- _Instructions for the task_
Work through the records below and copy every line that includes "GeoNFT".

- _Data for this exercise_
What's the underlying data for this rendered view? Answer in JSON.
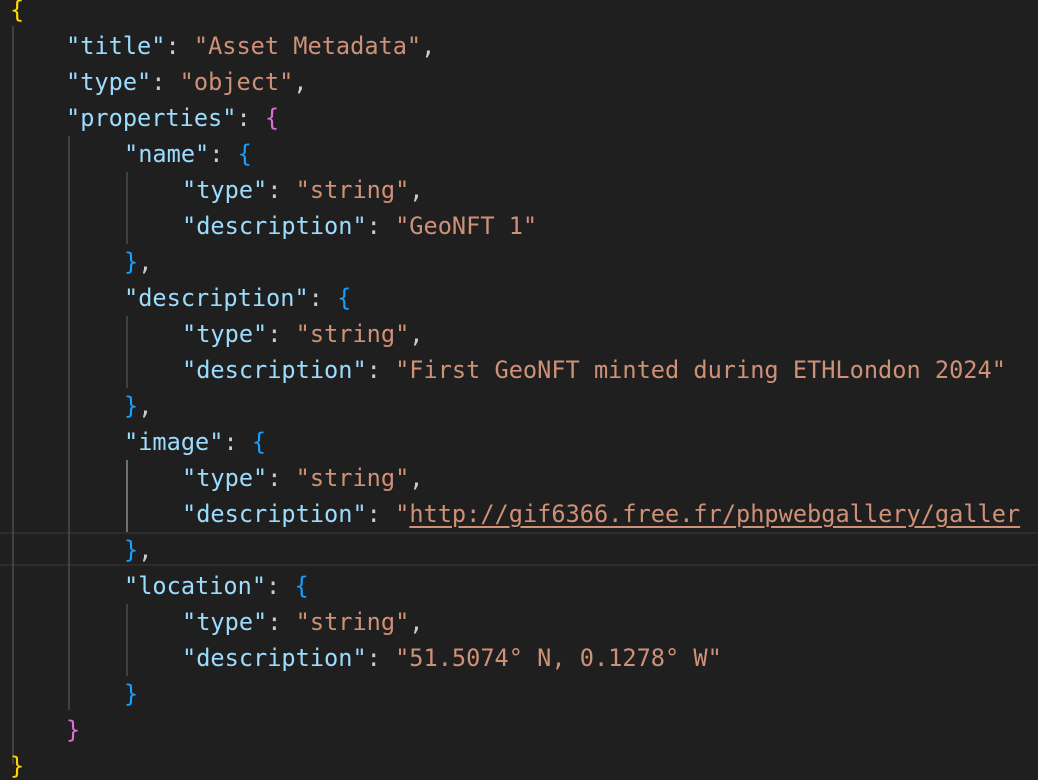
{
  "colors": {
    "background": "#1f1f1f",
    "key": "#9cdcfe",
    "string": "#ce9178",
    "punctuation": "#cccccc",
    "bracket_level_1": "#ffd700",
    "bracket_level_2": "#da70d6",
    "bracket_level_3": "#179fff",
    "indent_guide": "#404040"
  },
  "lines": [
    {
      "tokens": [
        {
          "t": "{",
          "c": "b1"
        }
      ]
    },
    {
      "tokens": [
        {
          "t": "\"title\"",
          "c": "key"
        },
        {
          "t": ": ",
          "c": "punc"
        },
        {
          "t": "\"Asset Metadata\"",
          "c": "str"
        },
        {
          "t": ",",
          "c": "punc"
        }
      ]
    },
    {
      "tokens": [
        {
          "t": "\"type\"",
          "c": "key"
        },
        {
          "t": ": ",
          "c": "punc"
        },
        {
          "t": "\"object\"",
          "c": "str"
        },
        {
          "t": ",",
          "c": "punc"
        }
      ]
    },
    {
      "tokens": [
        {
          "t": "\"properties\"",
          "c": "key"
        },
        {
          "t": ": ",
          "c": "punc"
        },
        {
          "t": "{",
          "c": "b2"
        }
      ]
    },
    {
      "tokens": [
        {
          "t": "\"name\"",
          "c": "key"
        },
        {
          "t": ": ",
          "c": "punc"
        },
        {
          "t": "{",
          "c": "b3"
        }
      ]
    },
    {
      "tokens": [
        {
          "t": "\"type\"",
          "c": "key"
        },
        {
          "t": ": ",
          "c": "punc"
        },
        {
          "t": "\"string\"",
          "c": "str"
        },
        {
          "t": ",",
          "c": "punc"
        }
      ]
    },
    {
      "tokens": [
        {
          "t": "\"description\"",
          "c": "key"
        },
        {
          "t": ": ",
          "c": "punc"
        },
        {
          "t": "\"GeoNFT 1\"",
          "c": "str"
        }
      ]
    },
    {
      "tokens": [
        {
          "t": "}",
          "c": "b3"
        },
        {
          "t": ",",
          "c": "punc"
        }
      ]
    },
    {
      "tokens": [
        {
          "t": "\"description\"",
          "c": "key"
        },
        {
          "t": ": ",
          "c": "punc"
        },
        {
          "t": "{",
          "c": "b3"
        }
      ]
    },
    {
      "tokens": [
        {
          "t": "\"type\"",
          "c": "key"
        },
        {
          "t": ": ",
          "c": "punc"
        },
        {
          "t": "\"string\"",
          "c": "str"
        },
        {
          "t": ",",
          "c": "punc"
        }
      ]
    },
    {
      "tokens": [
        {
          "t": "\"description\"",
          "c": "key"
        },
        {
          "t": ": ",
          "c": "punc"
        },
        {
          "t": "\"First GeoNFT minted during ETHLondon 2024\"",
          "c": "str"
        }
      ]
    },
    {
      "tokens": [
        {
          "t": "}",
          "c": "b3"
        },
        {
          "t": ",",
          "c": "punc"
        }
      ]
    },
    {
      "tokens": [
        {
          "t": "\"image\"",
          "c": "key"
        },
        {
          "t": ": ",
          "c": "punc"
        },
        {
          "t": "{",
          "c": "b3"
        }
      ]
    },
    {
      "tokens": [
        {
          "t": "\"type\"",
          "c": "key"
        },
        {
          "t": ": ",
          "c": "punc"
        },
        {
          "t": "\"string\"",
          "c": "str"
        },
        {
          "t": ",",
          "c": "punc"
        }
      ]
    },
    {
      "tokens": [
        {
          "t": "\"description\"",
          "c": "key"
        },
        {
          "t": ": ",
          "c": "punc"
        },
        {
          "t": "\"",
          "c": "str"
        },
        {
          "t": "http://gif6366.free.fr/phpwebgallery/galler",
          "c": "str link"
        }
      ]
    },
    {
      "tokens": [
        {
          "t": "}",
          "c": "b3"
        },
        {
          "t": ",",
          "c": "punc"
        }
      ]
    },
    {
      "tokens": [
        {
          "t": "\"location\"",
          "c": "key"
        },
        {
          "t": ": ",
          "c": "punc"
        },
        {
          "t": "{",
          "c": "b3"
        }
      ]
    },
    {
      "tokens": [
        {
          "t": "\"type\"",
          "c": "key"
        },
        {
          "t": ": ",
          "c": "punc"
        },
        {
          "t": "\"string\"",
          "c": "str"
        },
        {
          "t": ",",
          "c": "punc"
        }
      ]
    },
    {
      "tokens": [
        {
          "t": "\"description\"",
          "c": "key"
        },
        {
          "t": ": ",
          "c": "punc"
        },
        {
          "t": "\"51.5074° N, 0.1278° W\"",
          "c": "str"
        }
      ]
    },
    {
      "tokens": [
        {
          "t": "}",
          "c": "b3"
        }
      ]
    },
    {
      "tokens": [
        {
          "t": "}",
          "c": "b2"
        }
      ]
    },
    {
      "tokens": [
        {
          "t": "}",
          "c": "b1"
        }
      ]
    }
  ]
}
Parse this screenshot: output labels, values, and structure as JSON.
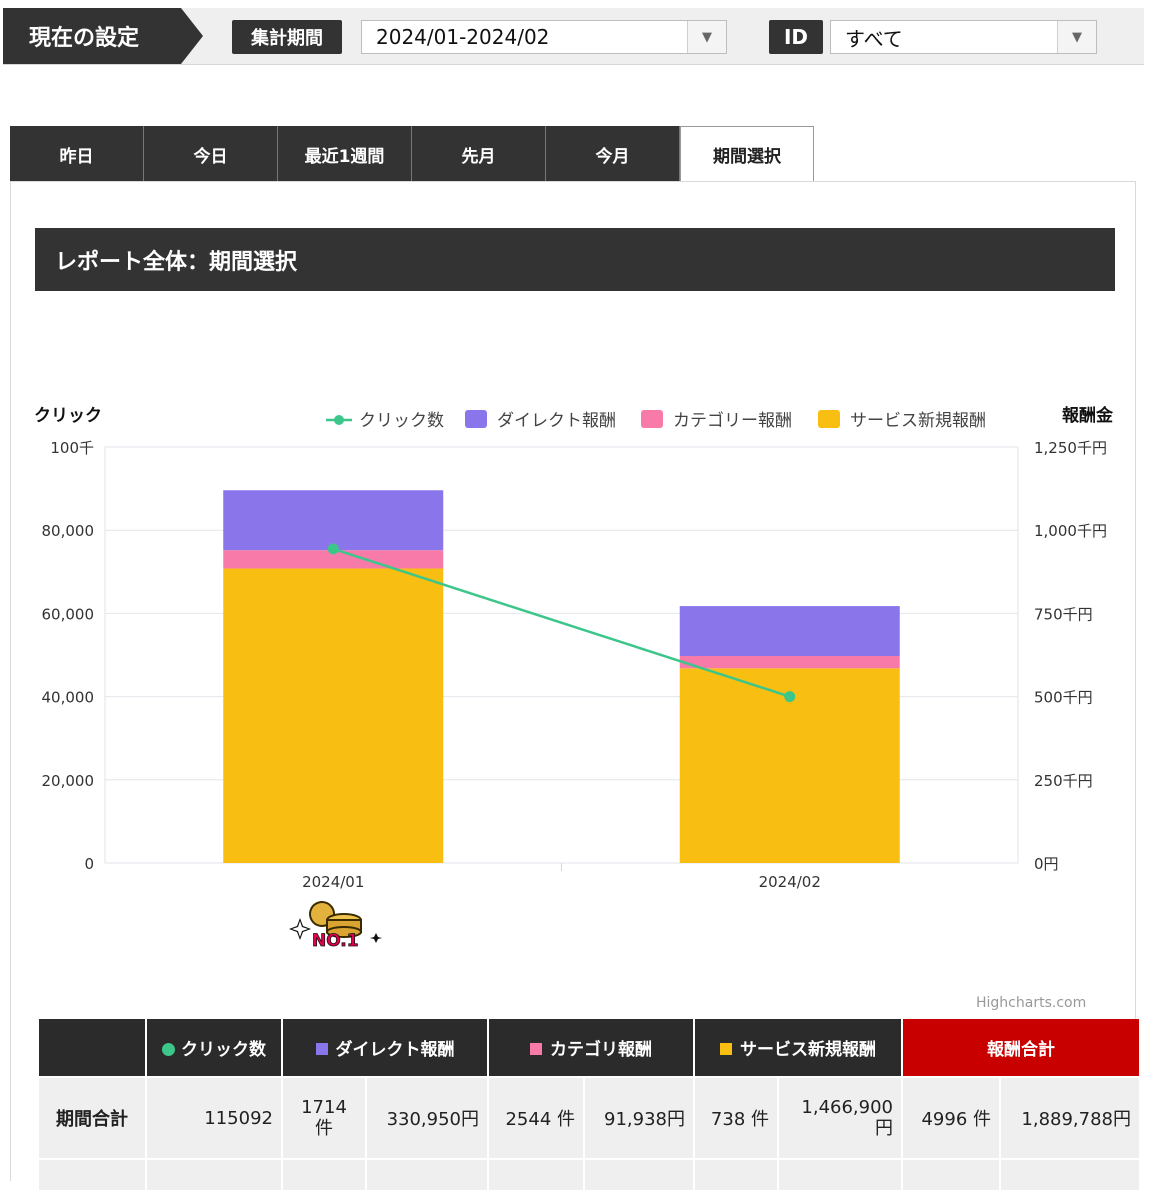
{
  "settings": {
    "label": "現在の設定",
    "period_tag": "集計期間",
    "period_value": "2024/01-2024/02",
    "id_tag": "ID",
    "id_value": "すべて"
  },
  "tabs": [
    {
      "label": "昨日",
      "active": false
    },
    {
      "label": "今日",
      "active": false
    },
    {
      "label": "最近1週間",
      "active": false
    },
    {
      "label": "先月",
      "active": false
    },
    {
      "label": "今月",
      "active": false
    },
    {
      "label": "期間選択",
      "active": true
    }
  ],
  "report_title": "レポート全体：期間選択",
  "badge_text": "NO.1",
  "credit": "Highcharts.com",
  "colors": {
    "clicks": "#3cc68a",
    "direct": "#8a75ea",
    "category": "#f77aa8",
    "service": "#f9be12",
    "dark": "#333333",
    "total": "#c90000"
  },
  "chart_data": {
    "type": "bar",
    "categories": [
      "2024/01",
      "2024/02"
    ],
    "left_axis": {
      "title": "クリック",
      "range": [
        0,
        100000
      ],
      "ticks": [
        0,
        20000,
        40000,
        60000,
        80000,
        100000
      ],
      "tick_labels": [
        "0",
        "20,000",
        "40,000",
        "60,000",
        "80,000",
        "100千"
      ]
    },
    "right_axis": {
      "title": "報酬金",
      "range": [
        0,
        1250000
      ],
      "ticks": [
        0,
        250000,
        500000,
        750000,
        1000000,
        1250000
      ],
      "tick_labels": [
        "0円",
        "250千円",
        "500千円",
        "750千円",
        "1,000千円",
        "1,250千円"
      ]
    },
    "legend": [
      "クリック数",
      "ダイレクト報酬",
      "カテゴリー報酬",
      "サービス新規報酬"
    ],
    "legend_placement": "top-right",
    "series": [
      {
        "name": "サービス新規報酬",
        "axis": "right",
        "stack": "reward",
        "values": [
          885000,
          585000
        ]
      },
      {
        "name": "カテゴリー報酬",
        "axis": "right",
        "stack": "reward",
        "values": [
          55000,
          37000
        ]
      },
      {
        "name": "ダイレクト報酬",
        "axis": "right",
        "stack": "reward",
        "values": [
          180000,
          150000
        ]
      },
      {
        "name": "クリック数",
        "axis": "left",
        "type": "line",
        "values": [
          75500,
          40000
        ]
      }
    ],
    "grid": true
  },
  "table": {
    "headers": [
      "",
      "クリック数",
      "ダイレクト報酬",
      "カテゴリ報酬",
      "サービス新規報酬",
      "報酬合計"
    ],
    "rows": [
      {
        "label": "期間合計",
        "clicks": "115092",
        "direct_count_num": "1714",
        "direct_count_unit": "件",
        "direct_amount": "330,950円",
        "category_count": "2544 件",
        "category_amount": "91,938円",
        "service_count": "738 件",
        "service_amount_num": "1,466,900",
        "service_amount_unit": "円",
        "total_count": "4996 件",
        "total_amount": "1,889,788円"
      }
    ]
  }
}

- _Response to this exercise_
          "t": "\"GeoNFT 1\"",
          "t": "\"First GeoNFT minted during ETHLondon 2024\"",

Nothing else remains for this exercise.